My DH loves to watch reruns of Becker. The character is abhorrent most of the time, but last night’s episode had a prime example of what makes a compassionate hero. On a subway train, Becker sits next to an elderly woman who’s unfamiliar with the rail system. After he tries explaining to the woman how she’s going the wrong way, he quickly realizes she is totally baffled by all the subway terminology and decides to help her onto the right train. Before the show is over, he reluctantly helps, despite letting friends down, the lady find the street she needs. It turns out the woman’s son had died in one of the towers during 9/11, but she couldn’t face walking up to street level and see the emptiness of where her son had died. Instead of leaving the woman to sit in her grief alone, he sits next to her and holds her hand. That’s compassion.

To me, a hero must be strong – not necessarily physically – but have a willingness to bear all the weight of what he perceives to be his responsibilities. Even if they’re not. Such as believing it’s his fault that a loved one died, though he had not been there or was not old enough to stop it.

To me, a hero must be driven. It can be by the ghosts of his past or an ambition to improve his lot in life or desire to right a wrong.

To me, a hero must be courageous. Don’t get me wrong. He doesn’t have to pull stupid stunts such as jumping in front of a runaway bus, but willing to go outside his comfort zone. You know that hero. He’s the one afraid of heights, but willing to climb a mountain to save the woman he loves.

My favorite hero is the alpha, especially if he’s a tortured soul. It gets to me. Kinda explains why he’s so rough around the edges or cool as a glass of sweet tea on a hot southern night. Sherrilyn does the tortured hero so well in her Dark Hunter series. Lately, and thankfully, I’ve seen some tortured heroines.
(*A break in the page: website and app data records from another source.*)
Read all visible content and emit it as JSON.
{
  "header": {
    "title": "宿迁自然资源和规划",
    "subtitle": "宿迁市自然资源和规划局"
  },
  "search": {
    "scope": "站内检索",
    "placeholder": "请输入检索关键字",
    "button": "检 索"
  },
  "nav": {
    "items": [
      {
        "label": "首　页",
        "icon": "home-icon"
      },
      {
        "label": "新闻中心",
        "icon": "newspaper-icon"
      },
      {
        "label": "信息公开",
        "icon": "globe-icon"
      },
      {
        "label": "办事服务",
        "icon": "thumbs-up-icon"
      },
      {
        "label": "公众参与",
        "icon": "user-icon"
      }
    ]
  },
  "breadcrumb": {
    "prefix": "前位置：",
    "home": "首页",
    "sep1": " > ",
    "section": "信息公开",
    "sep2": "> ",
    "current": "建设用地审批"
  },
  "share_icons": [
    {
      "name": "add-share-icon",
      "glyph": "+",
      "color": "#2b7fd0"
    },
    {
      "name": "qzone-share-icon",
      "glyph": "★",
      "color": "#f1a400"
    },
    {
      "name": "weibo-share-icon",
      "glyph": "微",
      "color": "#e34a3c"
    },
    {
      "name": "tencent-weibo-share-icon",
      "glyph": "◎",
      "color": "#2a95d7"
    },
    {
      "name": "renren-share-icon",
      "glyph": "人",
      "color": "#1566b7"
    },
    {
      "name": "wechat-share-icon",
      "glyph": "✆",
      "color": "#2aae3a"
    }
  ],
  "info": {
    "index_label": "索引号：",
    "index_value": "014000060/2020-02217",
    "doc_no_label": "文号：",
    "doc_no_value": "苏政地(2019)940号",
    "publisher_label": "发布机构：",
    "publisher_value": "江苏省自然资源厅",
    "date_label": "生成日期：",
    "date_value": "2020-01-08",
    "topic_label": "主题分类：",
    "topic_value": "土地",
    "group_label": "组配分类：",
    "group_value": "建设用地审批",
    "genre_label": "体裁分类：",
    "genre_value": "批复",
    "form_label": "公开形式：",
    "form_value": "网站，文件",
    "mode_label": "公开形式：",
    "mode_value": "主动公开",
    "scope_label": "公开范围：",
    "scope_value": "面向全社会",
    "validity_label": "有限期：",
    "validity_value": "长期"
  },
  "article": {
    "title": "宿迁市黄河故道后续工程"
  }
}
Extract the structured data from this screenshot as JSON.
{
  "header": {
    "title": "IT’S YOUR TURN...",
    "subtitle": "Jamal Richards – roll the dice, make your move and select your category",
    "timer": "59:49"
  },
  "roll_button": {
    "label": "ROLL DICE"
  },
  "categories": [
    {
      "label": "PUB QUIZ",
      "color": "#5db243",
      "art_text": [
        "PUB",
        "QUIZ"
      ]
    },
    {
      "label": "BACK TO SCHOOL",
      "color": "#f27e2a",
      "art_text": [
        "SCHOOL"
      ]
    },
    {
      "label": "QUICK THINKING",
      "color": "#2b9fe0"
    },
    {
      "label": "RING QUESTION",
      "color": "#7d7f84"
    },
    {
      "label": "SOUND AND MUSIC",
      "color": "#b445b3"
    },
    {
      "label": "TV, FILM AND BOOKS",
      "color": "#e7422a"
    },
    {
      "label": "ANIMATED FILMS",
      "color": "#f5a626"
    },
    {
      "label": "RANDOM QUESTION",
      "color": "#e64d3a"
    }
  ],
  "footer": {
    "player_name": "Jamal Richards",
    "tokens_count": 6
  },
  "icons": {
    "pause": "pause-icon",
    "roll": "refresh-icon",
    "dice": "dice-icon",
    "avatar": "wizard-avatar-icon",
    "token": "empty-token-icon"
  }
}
Connie Brockway had a wonderful angst-ridden heroine in THE RAVISHING ONE.

I know I’ll think of more traits later, but these are the biggies.

Deborah Matthews said...

>this is a hard one.

We know where Carla's mind is. (g)

Carla Swafford said...

Debbie, you know me too well.